**EXERCISE AIM**
In your answer, every line of the records should be written out exactly.

··· SOURCE INFORMATION

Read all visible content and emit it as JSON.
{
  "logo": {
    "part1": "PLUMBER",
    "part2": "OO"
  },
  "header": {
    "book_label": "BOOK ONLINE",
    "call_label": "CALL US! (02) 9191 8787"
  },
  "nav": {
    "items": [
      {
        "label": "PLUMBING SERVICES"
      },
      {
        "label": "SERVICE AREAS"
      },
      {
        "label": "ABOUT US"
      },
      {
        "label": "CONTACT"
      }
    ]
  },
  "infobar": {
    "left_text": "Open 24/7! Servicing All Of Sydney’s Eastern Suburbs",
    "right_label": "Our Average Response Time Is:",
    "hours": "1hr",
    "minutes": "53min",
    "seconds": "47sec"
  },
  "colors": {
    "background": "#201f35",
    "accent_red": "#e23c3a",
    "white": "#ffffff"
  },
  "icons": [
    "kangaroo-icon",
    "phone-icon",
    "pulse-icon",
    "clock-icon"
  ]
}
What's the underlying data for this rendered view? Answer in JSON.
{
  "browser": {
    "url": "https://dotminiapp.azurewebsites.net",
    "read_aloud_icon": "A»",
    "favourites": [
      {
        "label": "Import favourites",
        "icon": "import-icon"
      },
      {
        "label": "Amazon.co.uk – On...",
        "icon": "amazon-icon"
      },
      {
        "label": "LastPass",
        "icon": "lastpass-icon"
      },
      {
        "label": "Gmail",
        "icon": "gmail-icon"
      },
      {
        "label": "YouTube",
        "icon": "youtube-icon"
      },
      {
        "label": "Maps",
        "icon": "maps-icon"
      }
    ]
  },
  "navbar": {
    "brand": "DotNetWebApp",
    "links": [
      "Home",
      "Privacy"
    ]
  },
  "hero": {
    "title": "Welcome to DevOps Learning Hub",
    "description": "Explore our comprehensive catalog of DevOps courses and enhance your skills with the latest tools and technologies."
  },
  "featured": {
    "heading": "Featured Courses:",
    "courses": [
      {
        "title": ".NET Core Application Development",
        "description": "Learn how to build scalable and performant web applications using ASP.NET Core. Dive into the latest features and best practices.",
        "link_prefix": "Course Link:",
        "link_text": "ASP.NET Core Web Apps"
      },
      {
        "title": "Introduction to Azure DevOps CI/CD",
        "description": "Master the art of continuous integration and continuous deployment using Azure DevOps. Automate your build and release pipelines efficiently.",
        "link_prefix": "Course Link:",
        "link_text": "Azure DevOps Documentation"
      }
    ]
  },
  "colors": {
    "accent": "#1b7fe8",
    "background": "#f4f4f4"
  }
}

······

**THE ANSWER**
Read all visible content and emit it as JSON.
{
  "logo": {
    "part1": "PLUMBER",
    "part2": "OO"
  },
  "header": {
    "book_label": "BOOK ONLINE",
    "call_label": "CALL US! (02) 9191 8787"
  },
  "nav": {
    "items": [
      {
        "label": "PLUMBING SERVICES"
      },
      {
        "label": "SERVICE AREAS"
      },
      {
        "label": "ABOUT US"
      },
      {
        "label": "CONTACT"
      }
    ]
  },
  "infobar": {
    "left_text": "Open 24/7! Servicing All Of Sydney’s Eastern Suburbs",
    "right_label": "Our Average Response Time Is:",
    "hours": "1hr",
    "minutes": "53min",
    "seconds": "47sec"
  },
  "colors": {
    "background": "#201f35",
    "accent_red": "#e23c3a",
    "white": "#ffffff"
  },
  "icons": [
    "kangaroo-icon",
    "phone-icon",
    "pulse-icon",
    "clock-icon"
  ]
}
What's the underlying data for this rendered view? Answer in JSON.
{
  "browser": {
    "url": "https://dotminiapp.azurewebsites.net",
    "read_aloud_icon": "A»",
    "favourites": [
      {
        "label": "Import favourites",
        "icon": "import-icon"
      },
      {
        "label": "Amazon.co.uk – On...",
        "icon": "amazon-icon"
      },
      {
        "label": "LastPass",
        "icon": "lastpass-icon"
      },
      {
        "label": "Gmail",
        "icon": "gmail-icon"
      },
      {
        "label": "YouTube",
        "icon": "youtube-icon"
      },
      {
        "label": "Maps",
        "icon": "maps-icon"
      }
    ]
  },
  "navbar": {
    "brand": "DotNetWebApp",
    "links": [
      "Home",
      "Privacy"
    ]
  },
  "hero": {
    "title": "Welcome to DevOps Learning Hub",
    "description": "Explore our comprehensive catalog of DevOps courses and enhance your skills with the latest tools and technologies."
  },
  "featured": {
    "heading": "Featured Courses:",
    "courses": [
      {
        "title": ".NET Core Application Development",
        "description": "Learn how to build scalable and performant web applications using ASP.NET Core. Dive into the latest features and best practices.",
        "link_prefix": "Course Link:",
        "link_text": "ASP.NET Core Web Apps"
      },
      {
        "title": "Introduction to Azure DevOps CI/CD",
        "description": "Master the art of continuous integration and continuous deployment using Azure DevOps. Automate your build and release pipelines efficiently.",
        "link_prefix": "Course Link:",
        "link_text": "Azure DevOps Documentation"
      }
    ]
  },
  "colors": {
    "accent": "#1b7fe8",
    "background": "#f4f4f4"
  }
}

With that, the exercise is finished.